"For a democratic country, the situation in Azerbaijan is strange, and I would even say abnormal. The population does not believe in either the authorities or the opposition. It does not believe in our judicial system. Nor does it believe in our prosecutors or any of our politicians. Even if the government, the Interior Ministry or the Prosecutor-General's Office tomorrow say they have evidence that Farhad Aliyev is linked to Quliyev, society will doubt this could be true," Alizade said.
Representatives of the Azadliq (Freedom) opposition alliance -- which includes Quliyev's DPA –- have denied any links with Farhad Aliyev. Instead, they have suggested the removal of the economy minister may be linked to infighting among President Ilham Aliyev's team.
Farhad Aliyev recently complained to the Prosecutor-General's Office that some unspecified criminal groups were threatening to kill him. While admitting that a struggle for economic power may have pitted Farhad Aliyev against other government members, Alizade says these allegations are impossible to confirm.
Abbasov, in turn, rules out that rival ministers may have set up Farhad Aliyev's arrest, or that authorities may have accused of him of links with the opposition as a pretext to get rid of him.
"I don't think so. If it had been the case, they would have not done it in such a rush. I believe there is something here -- something so serious that they had to take urgent steps. With just [a little more than] two weeks before the election, these developments are not very good for the government. They are spreading fear among ministers because no one really knows what's happening. I think there is something serious here. Otherwise, they would have waited until after the election," Abbasov said.
Today's official statement says that in addition to the plot charges, Farhad Aliyev is accused of embezzling state property through fraudulent privatization schemes and of illegally holding stakes in his brother's company, Azpetrol.
President Ilham Aliyev today also sacked Health Minister Ali Insanov and a close aide of his late father, presidential administration official Akif Muradverdiyev.
No reason was given to explain the new sackings.
The pro-government Lider television station quoted security sources as saying Insanov, who is also a founder of the ruling Yeni Azerbaycan (New Azerbaijan) party, was detained "as a suspect." No further details were immediately available.
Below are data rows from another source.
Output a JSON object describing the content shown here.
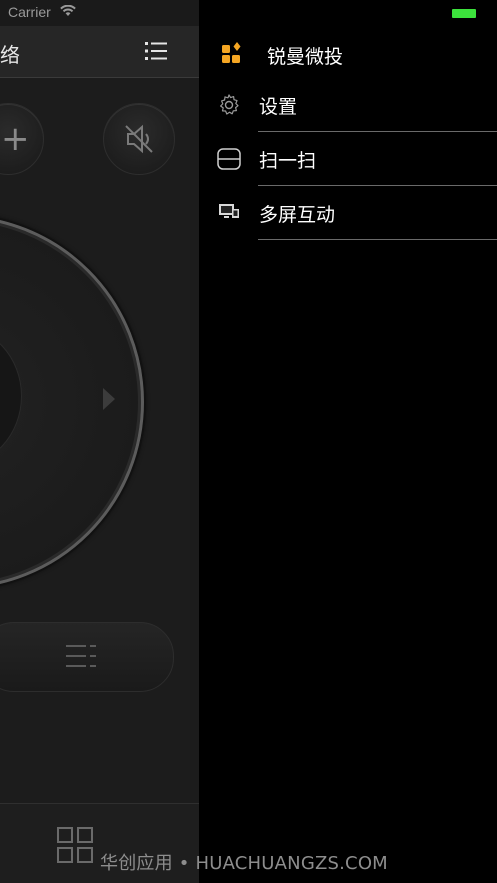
{
  "status_bar": {
    "carrier": "Carrier",
    "wifi_icon": "wifi-icon",
    "battery_icon": "battery-icon",
    "battery_color": "#3ce23c"
  },
  "remote": {
    "title": "络",
    "menu_icon": "list-menu-icon",
    "volume_up_label": "+",
    "mute_icon": "mute-icon",
    "menu_button_icon": "menu-lines-icon",
    "home_icon": "grid-icon"
  },
  "drawer": {
    "app_name": "锐曼微投",
    "app_logo_icon": "app-logo-icon",
    "accent_color": "#f5a623",
    "items": [
      {
        "label": "设置",
        "icon": "gear-icon"
      },
      {
        "label": "扫一扫",
        "icon": "scan-icon"
      },
      {
        "label": "多屏互动",
        "icon": "screen-cast-icon"
      }
    ]
  },
  "watermark": "华创应用 • HUACHUANGZS.COM"
}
RFE/RL's complete coverage of the November 6, 2005, legislative elections in Azerbaijan and their aftermath.
Timeline: How The Elections Have Unfolded
A photo gallery of the Azerbaijan opposition protests in Baku on November 9, 2005.